Hot tubs are extremely high maintenance! They require daily monitoring for water quality and ph levels. If these are not maintained, there are some truly horrible consequences!
Sanitation is absolutely vital so a holiday-let hot tub needs to be drained, thoroughly scrubbed down, filters cleaned and then refilled in between guests’ stays. It’s quite a long process. A medium-size hot tub holds about 1500 litres of water. That’s about a tenner’s worth of water to fill it up. Then there’s the cost of the initial water heating – about the same again. Add to that the cost of the paying the person who has to clean and maintain it; chemicals; filters; top-up heating; annual maintenance; depreciation etc and you’re looking at an owners’ cost of well over £150 per week. This, of course, has to be built-in to the weekly rental price. If it’s not, what corners are being cut?
Why is that important? Here’s a few reasons:
- It is not easy to maintain good water condition. The water quality has to be controlled daily with chlorine or bromine. These chemicals have links to causing asthma and can be carcinogenic.
- The average bather has around a gram of faeces in their butt area! This obviously ends up in the hot tub water. When urine and other waste, such as sweat, mixes with chlorine, it creates an irritant called chloramine. This causes red, stinging eyes. Imagine half a dozen people in the hot tub with that cocktail floating around!

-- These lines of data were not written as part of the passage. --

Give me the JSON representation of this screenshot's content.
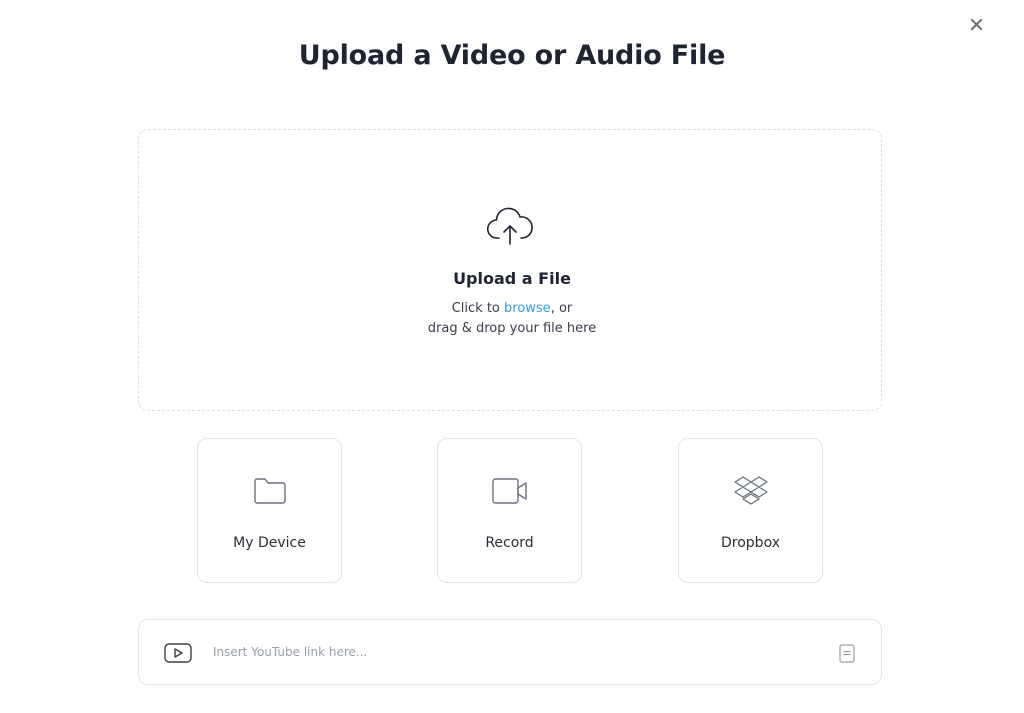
{
  "modal": {
    "title": "Upload a Video or Audio File",
    "close_icon": "close-icon"
  },
  "dropzone": {
    "icon": "cloud-upload-icon",
    "heading": "Upload a File",
    "hint_prefix": "Click to ",
    "browse_label": "browse",
    "hint_suffix": ", or",
    "hint_line2": "drag & drop your file here"
  },
  "sources": [
    {
      "label": "My Device",
      "icon": "folder-icon"
    },
    {
      "label": "Record",
      "icon": "video-camera-icon"
    },
    {
      "label": "Dropbox",
      "icon": "dropbox-icon"
    }
  ],
  "youtube": {
    "icon": "youtube-play-icon",
    "placeholder": "Insert YouTube link here...",
    "value": "",
    "paste_icon": "clipboard-icon"
  },
  "colors": {
    "text": "#1f2433",
    "link": "#2f9de8",
    "border": "#e1e4e8",
    "placeholder": "#9aa0aa"
  }
}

- The warm water full of a ‘food cocktail’ including dead skin, hair, blood, scum, urine, faeces and, ahem, other ‘bodily fluids’ is a perfect environment for growing bacteria, including the one that causes Legionnaires’ disease, which is a severe form of pneumonia. Symptoms of this disease include high fevers, muscle aches, tiredness and headaches. It can be fatal! Two men died after contracting Legionnaires from a contaminated hot tub in a showroom!
- Another is an infection called Pseudomonas folliculitis, or ‘hot tub rash.’ This is an infection of the hair follicles. It causes itchy bumps and puss-filled blisters. Probably not quite the tan you were hoping to achieve on holiday! (Edit: since this article was written there has been another recent case of this in the news : https://www.devonlive.com/news/devon-news/four-children-taken-ill-rare-3819335)
- Crypto: this is a disease carried in water by the cryptosporidium parasite. Do you enjoy a good session of diarrhoea and vomiting on holiday? This one’s for you then! It’s the hot-tub version of Delhi-belly!
- The naturally-warm environment in the cavities of the insulated shell in a hot tub can also be a tempting environment for vermin to inhabit. How lovely to sit in a hot-tub and hear the scratching of the long-tailed, furry critters behind you. You might even see one if you’re lucky! You love rats, right?
Alcohol: you’re on holiday; you’re probably going to fancy a tipple or two. How lovely to combine a drink with a soak in the hot tub? However, a bit like drinking and driving, you shouldn’t combine the two. Here are a few reasons why:
- Dehydration. Sweating in a hot tub dehydrates your body. So does alcohol. Both at the same time is too much. That can lead to light-headedness, dizziness, nausea, heart palpitations, confusion, weakness and even coma or death.
- Dizziness. The high temperatures of a heart tub can lower your blood pressure. If you’ve also been drinking, that can lead to dizziness that will make you stumble or fall – never a good thing near water, particularly if you’ve got a glass in your hand
- Sleeping or unconsciousness. The hot tub is great for relaxing your mind and body, so much that you could easily drift to sleep. Alcohol also relaxes your muscles and your mind. The combination could make you pass out and sink!
- Heat Exhaustion. Hot tub heat expands your blood vessels and increases your body temperature. Alcohol does this too. It can lead to heat exhaustion that can trigger unconsciousness, or even a stroke or heart attack. Symptoms include confusion and dizziness, fainting or fatigue, headache, nausea, extreme sweating and rapid heartbeat and elevated body temperature.
Add to that, there is the risk of accidental drowning. children climbing on the hot tub lid when not being used. It’s thick but it’s made of polystyrene for insulation! And dogs jumping in! Yes, ours really wanted to!!
If we still had a hot tub at the Beach Haven, someone would have to come round every single day to check the water quality and adjust it accordingly. We think that’s a bit of an imposition on your privacy (and very inconvenient for us!).
If, during your stay, your health was compromised and you, one of your group, ended up with one of these conditions. Who are you going to blame? Us, obviously and rightly so. We most certainly do not want to be sued as a consequence!
There is also an environmental conscience aspect. That’s 300 gallons of water that has to be heated from scratch; kept to temperature for the duration of your stay; heavily treated with chemicals and then flushed down the drain. Only to be repeated at the end of your stay.
So, do you still want to spend around £150 per week extra for the privilege of a holiday cottage in Cornwall with hot tub just to bathe in some warm water for a couple of times during your visit? Nope? Thought not! 😉 After all, you are coming on holiday to Cornwall to enjoy the beauty of the natural environment: the sights and sounds of the ocean, the beaches, the clifftops, the harbours and villages. You should be inhaling the amazingly fresh, salt-infused air we have here, freshly filtered by 4000 miles of Atlantic Ocean; not breathing chlorine!
Further reading on the risks associated with hot tubs: